Yes, if you’re creating something entirely in post, you have control in the sense that you’re starting with a blank slate. But because you’re starting with a blank slate, you have less to work with. Does that make sense? To answer your question, the most successes are from a base of practical effects with augmentation and “sweetening” in CG.
10. What resources would you recommend helping indie filmmakers learn how to achieve, not just blood effects, but more realistic digital effects in general?
Hmm, that’s a good question. The best resource, of course, is the experience. As much as you can audit, be mentored, be in the room to see the process, it’s going to be immensely valuable. It’s hard to read an article about what someone else did and predict how that would apply to your own situation. Like any other discipline on set, the more prepared you are when you start, the better it’s going to go. And post is one of those things that we tend to procrastinate on because on indies; there are so many things to worry about that are right in your face. And the stuff you wait until post to figure out usually costs the most.
11. Is there anything you’d like to add to the discussion?

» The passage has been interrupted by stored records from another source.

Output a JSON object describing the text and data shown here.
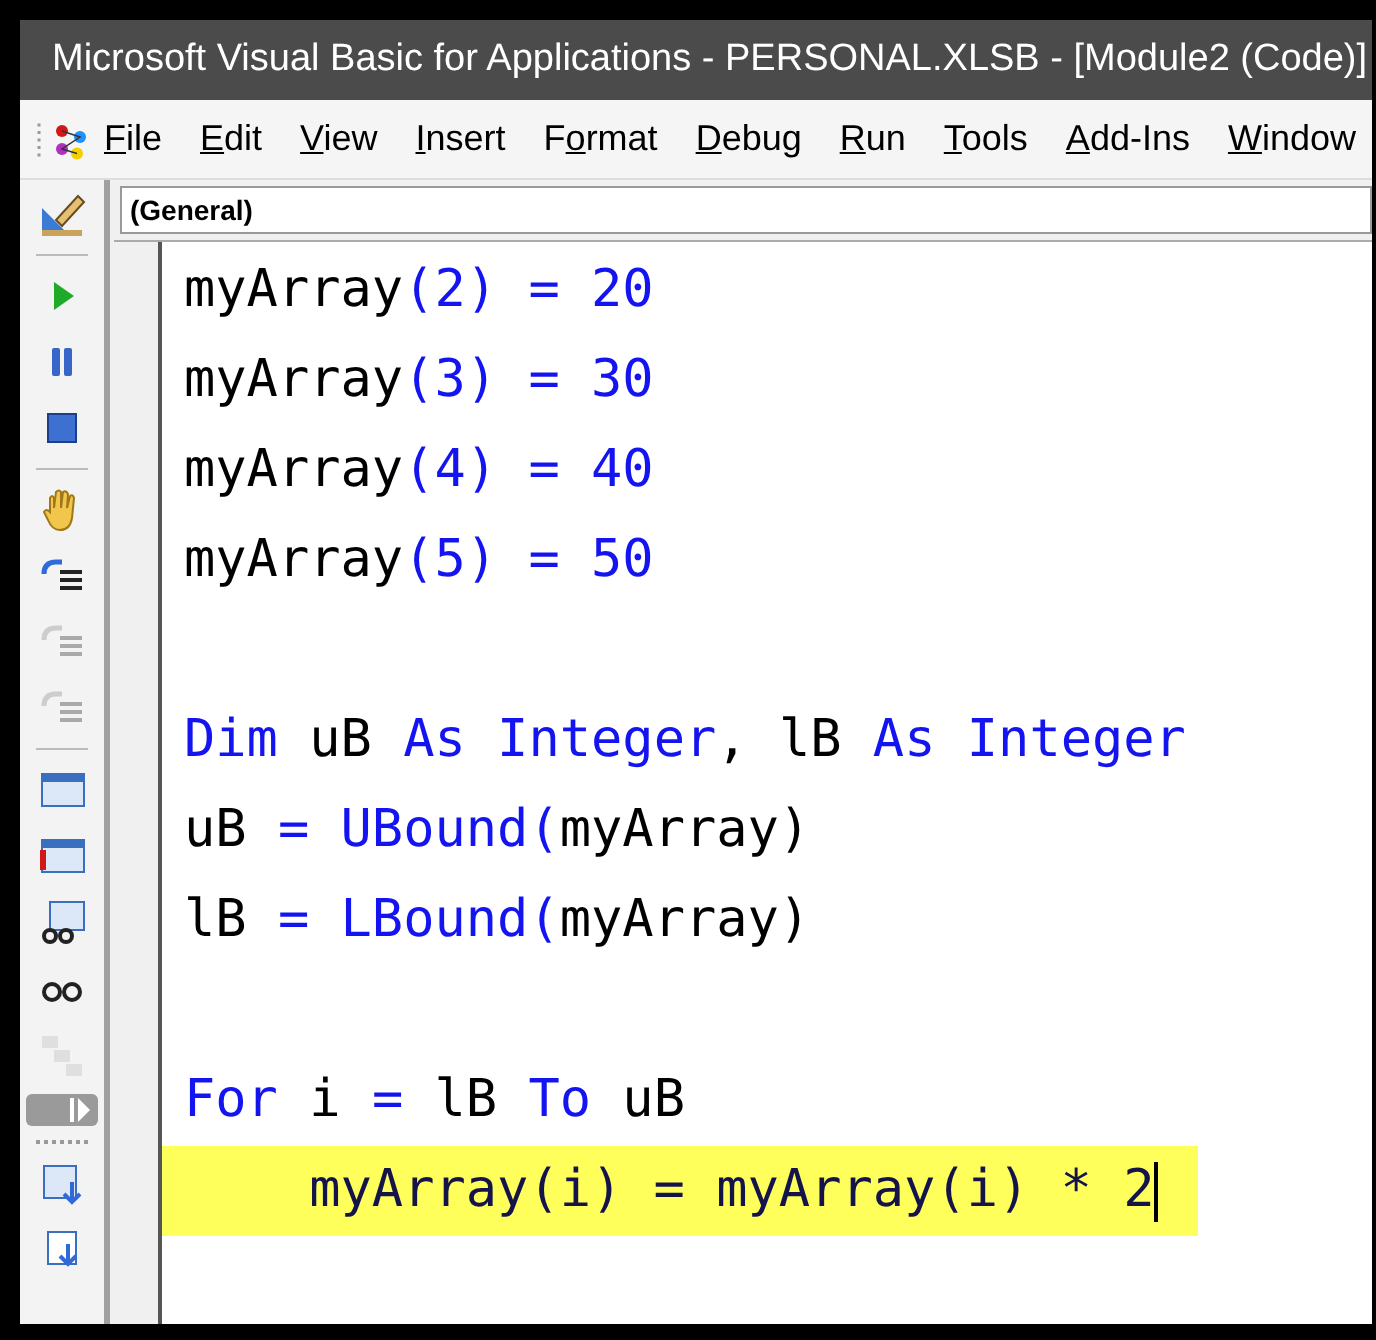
{
  "window": {
    "title": "Microsoft Visual Basic for Applications - PERSONAL.XLSB - [Module2 (Code)]"
  },
  "menu": [
    {
      "mnemonic": "F",
      "after": "ile"
    },
    {
      "mnemonic": "E",
      "after": "dit"
    },
    {
      "mnemonic": "V",
      "after": "iew"
    },
    {
      "mnemonic": "I",
      "after": "nsert"
    },
    {
      "before": "F",
      "mnemonic": "o",
      "after": "rmat"
    },
    {
      "mnemonic": "D",
      "after": "ebug"
    },
    {
      "mnemonic": "R",
      "after": "un"
    },
    {
      "mnemonic": "T",
      "after": "ools"
    },
    {
      "mnemonic": "A",
      "after": "dd-Ins"
    },
    {
      "mnemonic": "W",
      "after": "indow"
    }
  ],
  "toolbar": [
    {
      "kind": "design",
      "disabled": false
    },
    {
      "kind": "separator"
    },
    {
      "kind": "run",
      "disabled": false
    },
    {
      "kind": "pause",
      "disabled": false
    },
    {
      "kind": "stop",
      "disabled": false
    },
    {
      "kind": "separator"
    },
    {
      "kind": "hand",
      "disabled": false
    },
    {
      "kind": "step",
      "disabled": false
    },
    {
      "kind": "step",
      "disabled": true
    },
    {
      "kind": "step",
      "disabled": true
    },
    {
      "kind": "separator"
    },
    {
      "kind": "window",
      "disabled": false
    },
    {
      "kind": "window-alert",
      "disabled": false
    },
    {
      "kind": "watch-window",
      "disabled": false
    },
    {
      "kind": "glasses",
      "disabled": false
    },
    {
      "kind": "stack",
      "disabled": true
    },
    {
      "kind": "overflow"
    },
    {
      "kind": "gripper"
    },
    {
      "kind": "indent",
      "disabled": false
    },
    {
      "kind": "outdent",
      "disabled": false
    }
  ],
  "object_combo": {
    "value": "(General)"
  },
  "code_lines": [
    {
      "highlighted": false,
      "segments": [
        {
          "text": "myArray",
          "kind": "plain"
        },
        {
          "text": "(2) = 20",
          "kind": "keyword"
        }
      ]
    },
    {
      "highlighted": false,
      "segments": [
        {
          "text": "myArray",
          "kind": "plain"
        },
        {
          "text": "(3) = 30",
          "kind": "keyword"
        }
      ]
    },
    {
      "highlighted": false,
      "segments": [
        {
          "text": "myArray",
          "kind": "plain"
        },
        {
          "text": "(4) = 40",
          "kind": "keyword"
        }
      ]
    },
    {
      "highlighted": false,
      "segments": [
        {
          "text": "myArray",
          "kind": "plain"
        },
        {
          "text": "(5) = 50",
          "kind": "keyword"
        }
      ]
    },
    {
      "kind": "blank"
    },
    {
      "highlighted": false,
      "segments": [
        {
          "text": "Dim",
          "kind": "keyword"
        },
        {
          "text": " uB ",
          "kind": "plain"
        },
        {
          "text": "As Integer",
          "kind": "keyword"
        },
        {
          "text": ", lB ",
          "kind": "plain"
        },
        {
          "text": "As Integer",
          "kind": "keyword"
        }
      ]
    },
    {
      "highlighted": false,
      "segments": [
        {
          "text": "uB ",
          "kind": "plain"
        },
        {
          "text": "= UBound(",
          "kind": "keyword"
        },
        {
          "text": "myArray)",
          "kind": "plain"
        }
      ]
    },
    {
      "highlighted": false,
      "segments": [
        {
          "text": "lB ",
          "kind": "plain"
        },
        {
          "text": "= LBound(",
          "kind": "keyword"
        },
        {
          "text": "myArray)",
          "kind": "plain"
        }
      ]
    },
    {
      "kind": "blank"
    },
    {
      "highlighted": false,
      "segments": [
        {
          "text": "For",
          "kind": "keyword"
        },
        {
          "text": " i ",
          "kind": "plain"
        },
        {
          "text": "=",
          "kind": "keyword"
        },
        {
          "text": " lB ",
          "kind": "plain"
        },
        {
          "text": "To",
          "kind": "keyword"
        },
        {
          "text": " uB",
          "kind": "plain"
        }
      ]
    },
    {
      "highlighted": true,
      "segments": [
        {
          "text": "    myArray(i) = myArray(i) * 2",
          "kind": "plain"
        }
      ]
    }
  ]
}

You know, just going back to the whole digital vs. practical question. Really the answer is whatever gets it done in a way that makes people happy. It’s all just a toolbox. And these days many of the practical appliances are designed in a computer and printed out, and then modeled and scanned back in. So, the lines are getting a bit gray anyway.
It’s fun to talk and argue about, but in the end, we all help each other out, and we all compensate for limitations and mistakes that we all make. And the arguments I’ve heard and seen on twitter and stuff, most people who point at a shot and complain the way it was made don’t have any idea what they’re looking at.